ACTIVITY —
When you print the records, keep every line identical to the original.
++++ MATERIAL SUPPLIED ++++
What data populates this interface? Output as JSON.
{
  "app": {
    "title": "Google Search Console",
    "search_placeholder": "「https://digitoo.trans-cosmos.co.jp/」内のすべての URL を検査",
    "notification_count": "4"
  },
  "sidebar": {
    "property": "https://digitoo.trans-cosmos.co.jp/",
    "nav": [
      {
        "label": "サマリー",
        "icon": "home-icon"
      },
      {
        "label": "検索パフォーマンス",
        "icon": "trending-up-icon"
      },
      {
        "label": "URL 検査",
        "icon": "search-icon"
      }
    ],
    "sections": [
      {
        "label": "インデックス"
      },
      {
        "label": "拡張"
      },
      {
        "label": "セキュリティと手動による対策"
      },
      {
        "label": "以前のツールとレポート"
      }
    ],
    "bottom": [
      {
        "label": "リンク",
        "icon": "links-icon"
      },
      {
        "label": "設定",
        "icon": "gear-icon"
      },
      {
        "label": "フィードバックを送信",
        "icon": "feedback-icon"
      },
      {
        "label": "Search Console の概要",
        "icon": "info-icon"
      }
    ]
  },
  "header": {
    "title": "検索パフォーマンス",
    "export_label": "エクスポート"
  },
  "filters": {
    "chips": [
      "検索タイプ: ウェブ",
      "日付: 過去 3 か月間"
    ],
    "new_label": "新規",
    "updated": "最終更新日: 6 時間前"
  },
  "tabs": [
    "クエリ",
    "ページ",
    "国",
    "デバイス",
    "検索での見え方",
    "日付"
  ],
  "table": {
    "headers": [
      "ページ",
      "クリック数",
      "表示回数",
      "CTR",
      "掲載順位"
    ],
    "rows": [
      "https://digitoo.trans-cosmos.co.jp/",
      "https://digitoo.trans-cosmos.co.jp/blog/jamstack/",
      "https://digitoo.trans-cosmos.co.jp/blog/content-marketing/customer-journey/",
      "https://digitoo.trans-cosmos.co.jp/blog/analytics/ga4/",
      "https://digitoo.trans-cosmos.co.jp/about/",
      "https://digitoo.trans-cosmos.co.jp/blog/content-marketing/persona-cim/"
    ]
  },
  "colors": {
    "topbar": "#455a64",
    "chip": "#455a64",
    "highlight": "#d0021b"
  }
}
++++
ANSWER TO THIS PROBLEM —
What data populates this interface? Output as JSON.
{
  "app": {
    "title": "Google Search Console",
    "search_placeholder": "「https://digitoo.trans-cosmos.co.jp/」内のすべての URL を検査",
    "notification_count": "4"
  },
  "sidebar": {
    "property": "https://digitoo.trans-cosmos.co.jp/",
    "nav": [
      {
        "label": "サマリー",
        "icon": "home-icon"
      },
      {
        "label": "検索パフォーマンス",
        "icon": "trending-up-icon"
      },
      {
        "label": "URL 検査",
        "icon": "search-icon"
      }
    ],
    "sections": [
      {
        "label": "インデックス"
      },
      {
        "label": "拡張"
      },
      {
        "label": "セキュリティと手動による対策"
      },
      {
        "label": "以前のツールとレポート"
      }
    ],
    "bottom": [
      {
        "label": "リンク",
        "icon": "links-icon"
      },
      {
        "label": "設定",
        "icon": "gear-icon"
      },
      {
        "label": "フィードバックを送信",
        "icon": "feedback-icon"
      },
      {
        "label": "Search Console の概要",
        "icon": "info-icon"
      }
    ]
  },
  "header": {
    "title": "検索パフォーマンス",
    "export_label": "エクスポート"
  },
  "filters": {
    "chips": [
      "検索タイプ: ウェブ",
      "日付: 過去 3 か月間"
    ],
    "new_label": "新規",
    "updated": "最終更新日: 6 時間前"
  },
  "tabs": [
    "クエリ",
    "ページ",
    "国",
    "デバイス",
    "検索での見え方",
    "日付"
  ],
  "table": {
    "headers": [
      "ページ",
      "クリック数",
      "表示回数",
      "CTR",
      "掲載順位"
    ],
    "rows": [
      "https://digitoo.trans-cosmos.co.jp/",
      "https://digitoo.trans-cosmos.co.jp/blog/jamstack/",
      "https://digitoo.trans-cosmos.co.jp/blog/content-marketing/customer-journey/",
      "https://digitoo.trans-cosmos.co.jp/blog/analytics/ga4/",
      "https://digitoo.trans-cosmos.co.jp/about/",
      "https://digitoo.trans-cosmos.co.jp/blog/content-marketing/persona-cim/"
    ]
  },
  "colors": {
    "topbar": "#455a64",
    "chip": "#455a64",
    "highlight": "#d0021b"
  }
}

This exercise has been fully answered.